In many cases, new technology can be added to boats, rather than directly replacing old systems. Layering new upon old might even be more practical for both commercial and recreational vessels, that have the potential to operate for decades.
Bluetooth speakers are brought on board in lieu of hardwired ones. A few apps on a phone or tablet take the place of an outdated chartplotter. Powerful battery packs charge everything up instead of a bigger house bank.
New meets old aboard boats in other ways too.
At marinas throughout Washington state, the square Starlink antenna is an increasingly common sight, especially on recreational cruising vessels. Boaters adopted the technology quickly too, its service opened to the public only two years ago. It’s not limited to newer vessels either, I recently spotted one on a tugboat built in 1921.
Earlier this year though, Yachting World reported that the Elon Musk-owned company is cracking down on boaters using a more affordable plan intended for RVs (now called "Roam") rather than the dedicated maritime tier, originally geared toward commercial vessels. We’ll see how that shakes out. Whether Starlink or a dedicated mobile hotspot (used to write this article), it’s easier than ever to add internet access to any vessel.
Switching to an electric outboard is more of a true replacement. Smaller electric outboards or trolling motors are also increasingly common but higher horsepower replacements have been slow to reach the market. However, Seattle-based Pure Watercraft has made headway and its 50 HP equivalent is in use at places like Sail Sand Point and the Port of Friday Harbor.
When it comes to re-powering even bigger boats, say a ferry that carries 200 vehicles and almost 2,500 passengers, hybrid solutions are now hitting the water.
In August, Washington State Ferries announced three of its Jumbo Mark II vessels will be converted to hybrid-electric power in the next few years. The first, M/V Wenatchee built in 1998, headed to Vigor’s shipyard last week for the project and is expected to re-enter service next summer.
The conversion will use a Siemens Energy system, designed to integrated with the existing Siemens systems onboard. Siemens Energy modified their design to meet the WSF vessels' specific requirements, which seems to be common for propulsion systems at this scale.
WSF began exploring this kind of conversion in 2012. As part of its feasibility studies, WSF evaluated electric and hybrid car ferries, most of which are operating in Scandinavian countries. This project is another example of the long journey from developing new technologies to adopting them.
The Western Flyer is a wooden vessel with a storied history and a new hybrid propulsion that recently completed sea trials.
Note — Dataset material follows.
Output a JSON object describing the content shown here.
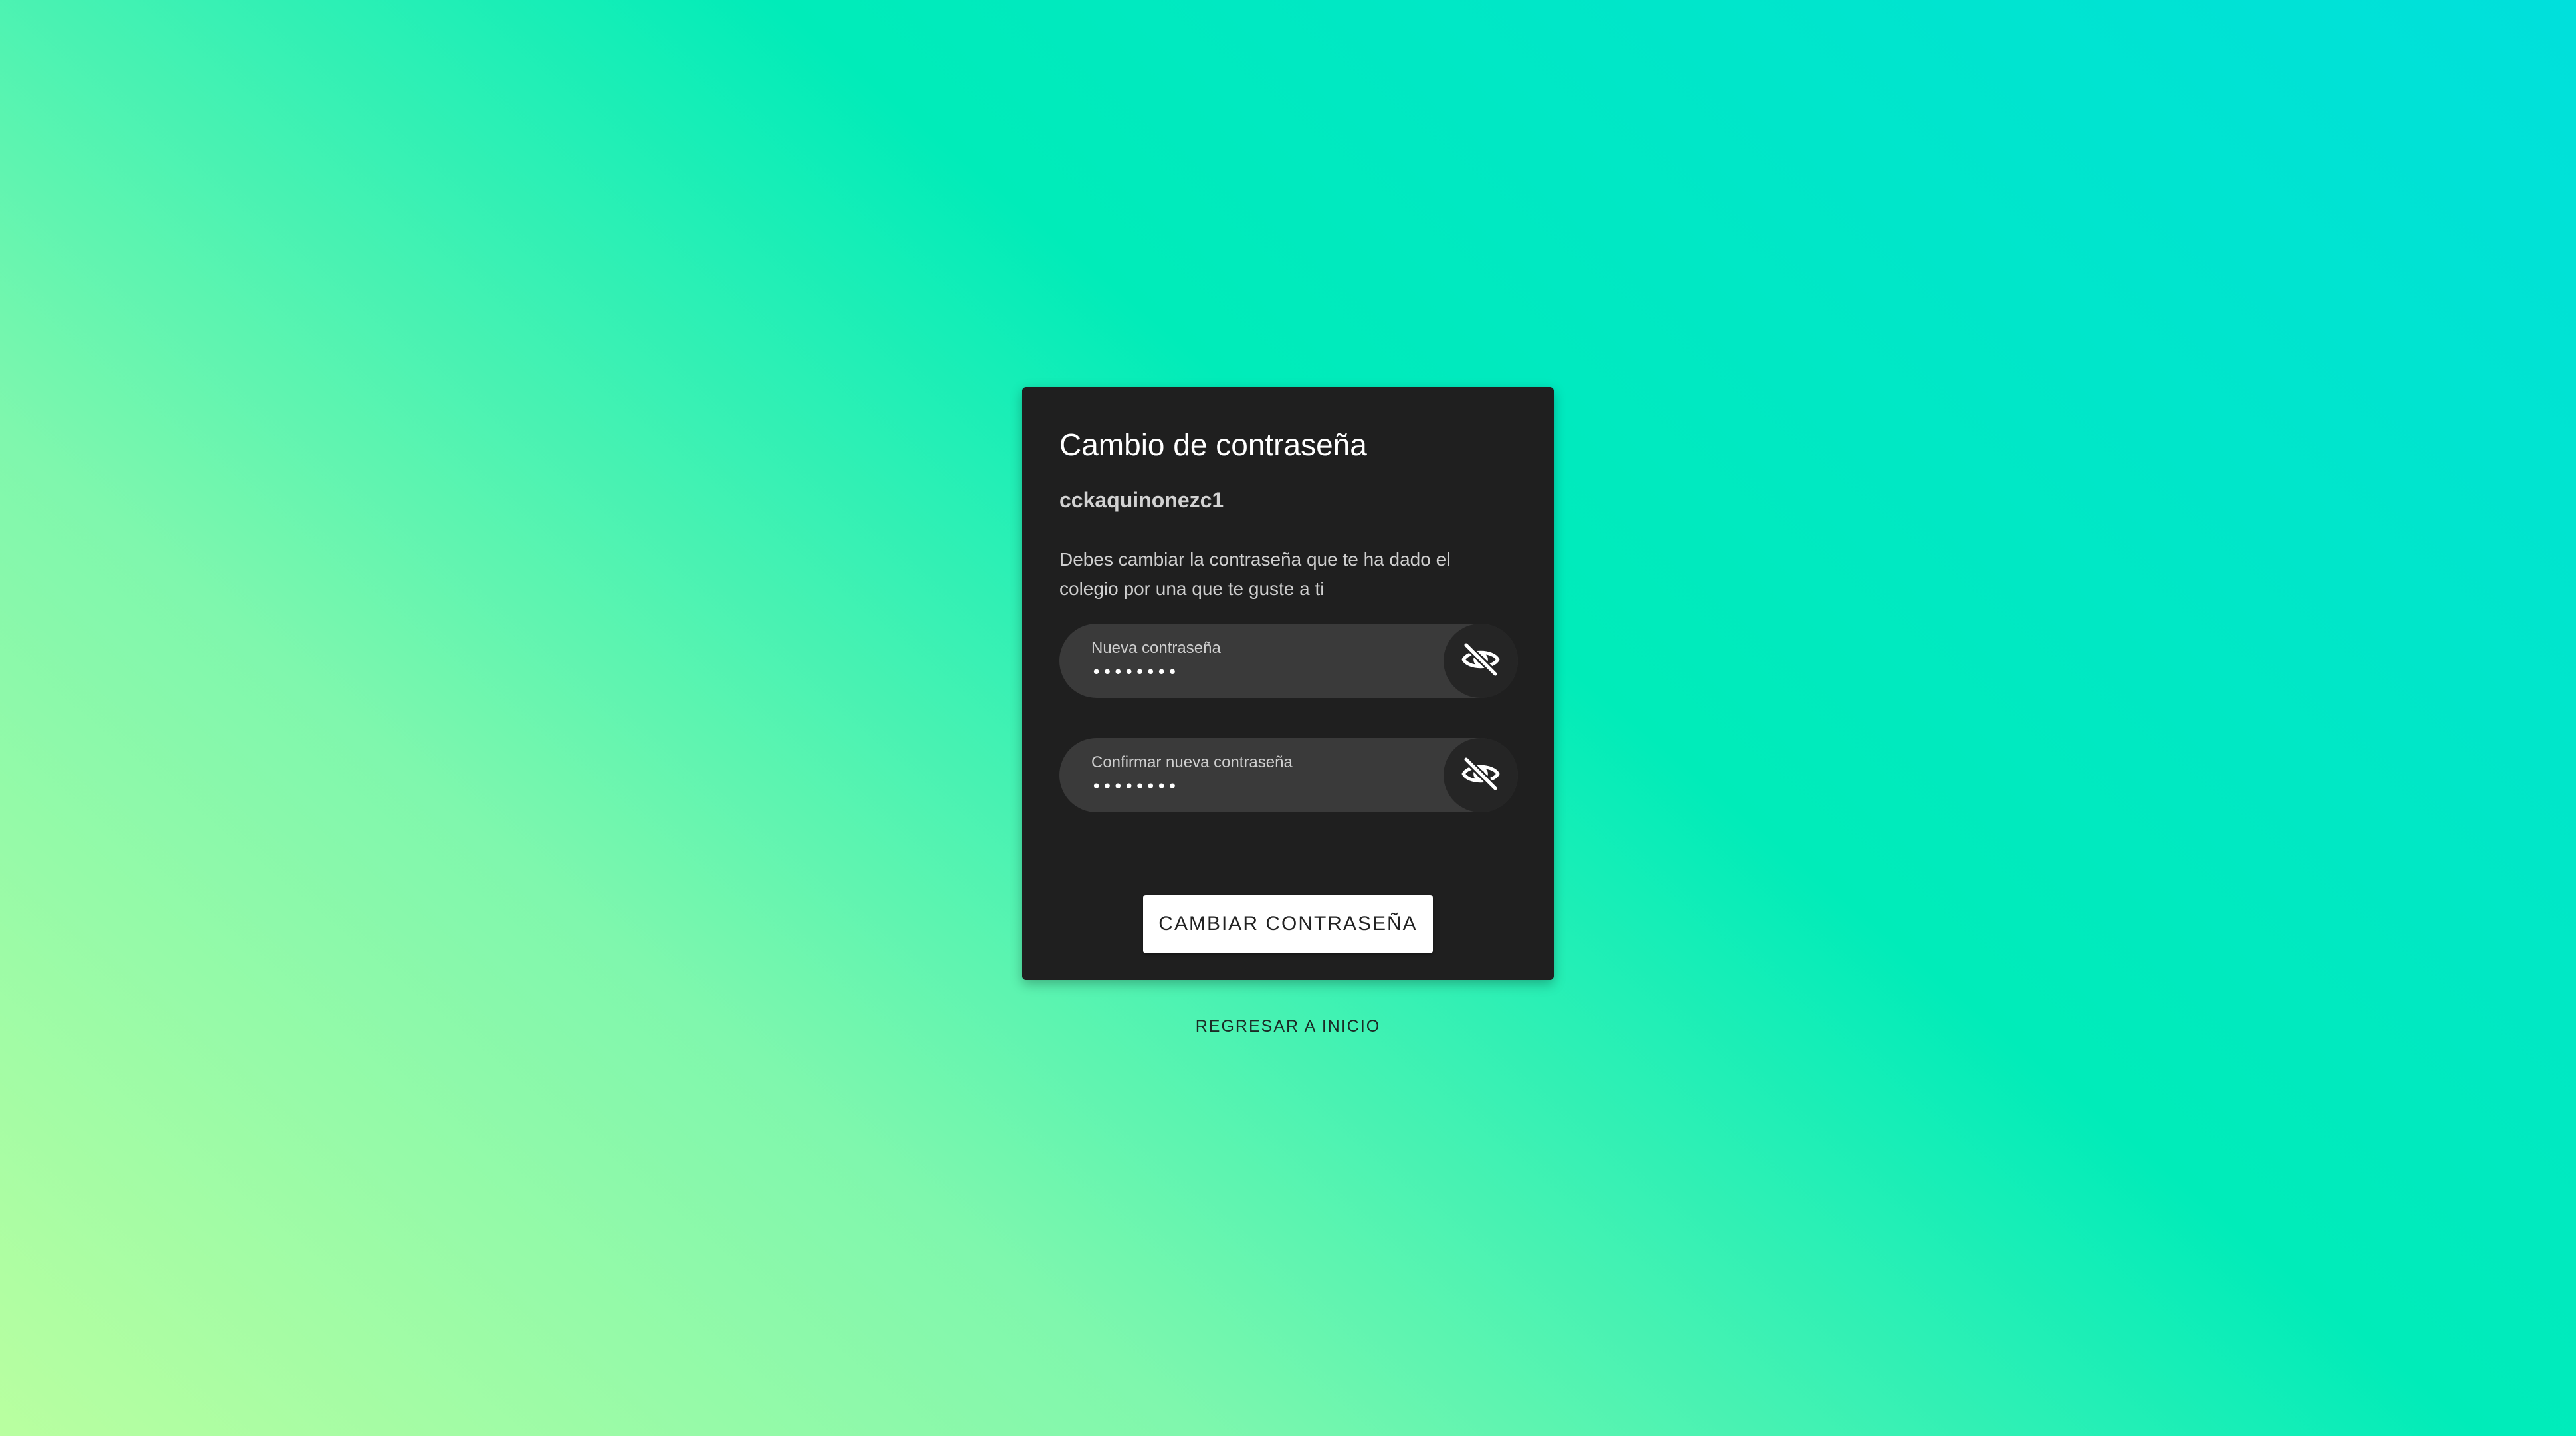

Re-floated from where it sank near La Conner, rebuilt at the Port Townsend Shipwrights Cooperative and re-powered at Snow Boat Co. in Seattle, the Western Flyer will soon conclude its latest chapter in Washington. The former fishing boat, built in Tacoma in 1937, will return to Monterey, Calif., in November. The Western Flyer Foundation will use the vessel for research and educational trips.
In an overview of the new hybrid system, Western Flyer Foundation Board President Tom Keffer wrote: “We really wanted to do a pure electric vessel, but then reality intruded.”
Quickly evolving technology, how different regions fuel their power grids, and high cost of batteries are several of the reasons he cited for taking the hybrid track. The system they selected is a diesel-electric that’s primarily diesel, but has an electric mode.
Keffer points out some benefits unique to Western Flyer’s intended use as a research vessel. He said the electric mode should be better for frequent reversing and reducing noise that may impact research.
By opting to go hybrid, the nonprofit kept the door open to increase how long the Western Flyer can go into electric mode as new, potentially less expensive, batteries become available. This is a similar strategy to King County Metro’s recommendation if the transit authority were to expand its ferry fleet.
That’s a key difference between this hybridization of boats and the era of hybrid cars that’s well underway. Whatever electric range a hybrid car has off the assembly line, it won’t be modified to increase it. That only comes with an entirely new model.
By substituting or adding to the systems currently in use, existing vessels can take advantage of new technology, when they actually become a reality.